+44 (0) 1629 732653 +44 (0) 203 036 0760 (London Office) info@languagetraining.com

8 tips for learning a new language

Are you learning a new language for your dream job in Beijing, Tokyo, Paris or Madrid? Or is it because you work closely with international colleagues and clients? Whatever your motivation, we are here to help you!
Eiffel Tower in Paris

Unfortunately there are no shortcuts to learning a new language. Some languages are easier to learn than others and the time taken to become fluent in a language is heavily dependent on the attitude and motivation of the learner, as well as the language they are learning! In today’s world, with the vast amount of resources on the internet and via apps on our phones, it is much easier to learn languages.

Here are 8 top tips for learning a new language:

  1. Know your motivation

Be clear about why you want to learn the target language, what you hope to achieve and by when. Making a personalised, realistic and specific plan will improve your motivation and give you a structure to stick to.

  1. Make the target language part of your life

Ideally you need to make language learning part of your routine – listening, reading, speaking and writing in the target language as much as possible. Language learning is based on repetition so it helps if you can use phrases, vocabulary and grammar in context. For example, if attending weekly classes in your target language for an hour or two, you should supplement it with as much other learning as possible each week.

  1. Use a variety of learning methods

Completing speaking, reading, writing and listening activities in your target language as often as possible will improve all of your language skills:

  • Listen to songs, radio, tv programmes, films and podcasts – Liverpool FC Manager Jurgen Klopp recently confirmed that he watched episodes of US sitcom Friends to improve his English.
  • Read magazine and newspaper articles
  • Use language learning websites for help with grammar explanations and learning situational vocabulary i.e. how to order food, how to book a train ticket etc
  • Use apps on your phone to help you learn and memorise vocabulary, phrases and grammar
  • Find a partner or talk to yourself (!) – the best way to learn a language is to speak it, even if that means speaking to yourself. Advertise for a native speaker or find one on the internet (as they can correct your mistakes) or speak with someone else who is learning the same language.
Skype learning

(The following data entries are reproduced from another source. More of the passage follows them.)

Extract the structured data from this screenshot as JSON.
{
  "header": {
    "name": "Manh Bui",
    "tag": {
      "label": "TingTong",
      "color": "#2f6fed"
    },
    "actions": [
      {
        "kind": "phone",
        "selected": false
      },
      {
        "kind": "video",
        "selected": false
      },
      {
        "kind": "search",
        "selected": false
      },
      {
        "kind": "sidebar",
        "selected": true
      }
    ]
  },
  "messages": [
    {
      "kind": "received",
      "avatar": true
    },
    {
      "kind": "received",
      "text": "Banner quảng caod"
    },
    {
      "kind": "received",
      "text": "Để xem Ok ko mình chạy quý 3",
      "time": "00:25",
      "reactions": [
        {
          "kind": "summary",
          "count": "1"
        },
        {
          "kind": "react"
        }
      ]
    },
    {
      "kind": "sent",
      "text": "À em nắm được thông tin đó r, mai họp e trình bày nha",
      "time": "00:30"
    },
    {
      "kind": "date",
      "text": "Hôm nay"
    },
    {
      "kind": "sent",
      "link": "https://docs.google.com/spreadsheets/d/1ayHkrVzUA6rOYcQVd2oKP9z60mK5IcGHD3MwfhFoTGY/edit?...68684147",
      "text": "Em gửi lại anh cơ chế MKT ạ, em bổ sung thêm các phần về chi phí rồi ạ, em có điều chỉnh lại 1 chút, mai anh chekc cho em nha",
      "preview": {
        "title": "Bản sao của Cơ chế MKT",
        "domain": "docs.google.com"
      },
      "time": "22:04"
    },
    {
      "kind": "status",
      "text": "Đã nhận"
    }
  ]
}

Find a partner to speak with on Skype

  1. Join weekly face-to-face classes

There is no doubt that joining a weekly or intensive language class will greatly improve your language learning as it gives you motivation, connects you with other learners and gives your learning a structure. But you MUST practise between classes. Attending classes allows you to ask questions, practise speaking with other students and get written homework corrected.

  1. Be willing to make mistakes

The best way to learn a language is by speaking it. If you don’t try to speak in your target language you will progress much more slowly. So be brave and forget your inhibitions! Accept that you will make mistakes but you will learn from them. People are much more receptive if you at least attempt to speak to them in their own language.

  1. Pronunciation is important

Good pronunciation can be the difference between speaking a language well and fluently. Understand the different ways that letters are pronounced in your target language. There are many websites dedicated to this. You can use Google Translate to see how single words and phrases are pronounced by clicking on the audio button. Accent Reduction Training is also available for people learning English.

Lady pronouncing th sound

Correct pronunciation is important

  1. Visit the country where your target language is spoken

If you are able to visit a country where your target language is spoken it is the ideal opportunity to completely immerse yourself in the language and culture. Speak to strangers – ask for directions, order food and drink, start a conversation. Put yourself out there – do what the locals do – experience the culture and the people of that country while speaking, hearing and reading the language at every turn.

  1. Don’t forget the culture

Many countries have cultures very different to our own. Therefore, it is important to understand the cultural differences of the countries where your target language is spoken in order to avoid (at worst) seriously offending someone! The cultures of China, Japan and Arabic-speaking countries can be very different to European cultures and social norms. Cultural Awareness Training is vital if you are doing business in those countries.

How can CLT Ltd help you?

Here at CLT Ltd we can tailor your corporate language training course to meet your objectives, no matter what industry you work in. Whether you need to learn another language in order to sell your product to potential customers or if you have regular meetings with your colleagues abroad or if you simply want to cover travel basics (such as greetings, ordering a meal, shopping, numbers, directions and telling people about yourself) then we can tailor a course to suit you. You can choose from 1-2-1, group or remote classes via Skype. Take a look at our website for more information on our courses and languages.

To enquire about a course to suit your needs:

Call us on +44 (0) 203 036 0760

Email info@languagetraining.com

Or complete our Contact us form